Guide: The Best Boards for DIY Electronics
We’ve got a couple of hardware hackathons coming up in San Francisco and New York, and I’ll be staffing the hardware giveaway / advice desk. The eternal #1 question: Which controller should I use for my Thing?
My main criteria are:
- What prior experience does the maker already have?: software, hardware, both, neither? I have two types in mind: beginners and time-crunched hackathon attendees.
- What’s the project? — to properly balance size, connectivity, processing power, price, suitability for manufacturing, all that good stuff.
- Arduino code compatibility: whatever your opinions, it’s the standard.
- Strong company support and community engagement: I’m including some useful tutorials for each.

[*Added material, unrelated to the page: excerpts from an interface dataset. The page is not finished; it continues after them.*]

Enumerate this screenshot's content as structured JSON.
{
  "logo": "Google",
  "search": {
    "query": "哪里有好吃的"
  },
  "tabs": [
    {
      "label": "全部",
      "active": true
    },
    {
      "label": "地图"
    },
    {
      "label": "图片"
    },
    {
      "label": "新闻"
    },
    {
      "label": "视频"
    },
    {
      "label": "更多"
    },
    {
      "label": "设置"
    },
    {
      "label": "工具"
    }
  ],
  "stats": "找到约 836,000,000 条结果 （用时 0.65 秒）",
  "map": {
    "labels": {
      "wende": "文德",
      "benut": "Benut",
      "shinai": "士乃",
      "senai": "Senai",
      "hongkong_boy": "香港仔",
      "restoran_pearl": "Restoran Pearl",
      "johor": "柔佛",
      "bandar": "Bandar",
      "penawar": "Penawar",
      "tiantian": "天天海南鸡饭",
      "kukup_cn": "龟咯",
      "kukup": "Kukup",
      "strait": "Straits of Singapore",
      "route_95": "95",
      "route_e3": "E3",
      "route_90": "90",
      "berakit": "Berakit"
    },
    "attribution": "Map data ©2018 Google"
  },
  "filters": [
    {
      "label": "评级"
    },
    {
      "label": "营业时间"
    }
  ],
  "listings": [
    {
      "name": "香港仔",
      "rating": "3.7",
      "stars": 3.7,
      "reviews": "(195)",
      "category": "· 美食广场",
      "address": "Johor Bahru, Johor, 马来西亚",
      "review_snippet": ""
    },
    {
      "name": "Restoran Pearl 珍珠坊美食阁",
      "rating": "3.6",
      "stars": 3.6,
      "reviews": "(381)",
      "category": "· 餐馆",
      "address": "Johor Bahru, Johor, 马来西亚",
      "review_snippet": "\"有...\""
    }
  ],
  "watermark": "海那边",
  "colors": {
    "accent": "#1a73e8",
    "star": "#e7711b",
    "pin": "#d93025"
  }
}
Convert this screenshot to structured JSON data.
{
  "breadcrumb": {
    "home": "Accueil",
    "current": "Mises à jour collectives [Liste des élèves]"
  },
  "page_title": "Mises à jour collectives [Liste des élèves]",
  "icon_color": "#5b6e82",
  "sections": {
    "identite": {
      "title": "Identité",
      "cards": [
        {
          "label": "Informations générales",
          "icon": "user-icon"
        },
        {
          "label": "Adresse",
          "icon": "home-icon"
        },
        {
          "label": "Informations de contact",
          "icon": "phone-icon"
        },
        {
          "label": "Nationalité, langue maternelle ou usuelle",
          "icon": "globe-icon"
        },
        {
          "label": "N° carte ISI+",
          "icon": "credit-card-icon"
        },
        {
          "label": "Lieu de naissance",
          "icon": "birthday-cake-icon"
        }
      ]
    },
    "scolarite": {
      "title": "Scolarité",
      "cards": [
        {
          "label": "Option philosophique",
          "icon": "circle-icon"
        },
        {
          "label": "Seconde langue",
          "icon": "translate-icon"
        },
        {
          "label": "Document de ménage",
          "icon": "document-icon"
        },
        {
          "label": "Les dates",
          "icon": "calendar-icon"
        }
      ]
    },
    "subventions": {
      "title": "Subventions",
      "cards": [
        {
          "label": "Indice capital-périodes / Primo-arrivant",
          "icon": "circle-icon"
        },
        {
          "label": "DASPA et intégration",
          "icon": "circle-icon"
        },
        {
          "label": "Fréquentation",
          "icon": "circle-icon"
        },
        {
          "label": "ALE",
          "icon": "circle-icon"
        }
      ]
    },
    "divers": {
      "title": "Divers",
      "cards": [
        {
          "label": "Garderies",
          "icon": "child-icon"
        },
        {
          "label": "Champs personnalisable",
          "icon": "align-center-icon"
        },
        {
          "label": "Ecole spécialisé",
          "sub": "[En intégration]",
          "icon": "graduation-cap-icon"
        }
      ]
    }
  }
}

I’ve stuck to 3–4 top recommendations per category; if you want an exhaustive comparison, check out Make’s Guide to Boards.
Although I do test a fair amount of free hardware, this guide is based on my true personal opinions from using the tech and helping others. I’ve bought a number of these boards out-of-pocket, for personal use, simply because they are awesome. But I haven’t tried everything (yet)… Enlighten me with your favorites!
▶ Best controllers for basic projects
I’ve recently fallen in love with the ATtiny. If you’re building a lot of something (smart holiday gifts?), and don’t need wireless connectivity or many pins, these are gold. But like, really cheap gold. They can run Arduino sketches just fine, and there are versions with different levels of power and memory. The DigiSpark is an ATtiny85 board that plugs directly into your computer, without using a whole separate Arduino + programming circuit.
The ESP8266 is another option for small builds: it’s crazy cheap; you can typically get five ESP8266–01 modules for $10. Plus, it can host its own WiFi network — serving a web page or acting as a dummy access point, great for pranks. :) Compared to the Photon, it has fewer pins and is less beginner-friendly; compared to the ATtiny, it requires more complex breadboard-juggling and an FTDI cable (which may need drivers). But it’s a solid platform for cheap smart-home projects, and it’s new and incredibly popular, so there are abundant excellent tutorials online. It also lends WiFi connectivity to a number of other boards, so pick your flavor.
🌿 Best tools for home automation
🏃 Best tools for wearable tech
🚀 Best tools for robotics
Tune in weekly for the ongoing Hackster 101 beginner series: You’ll learn the basics of Arduino code, working with these boards, and more.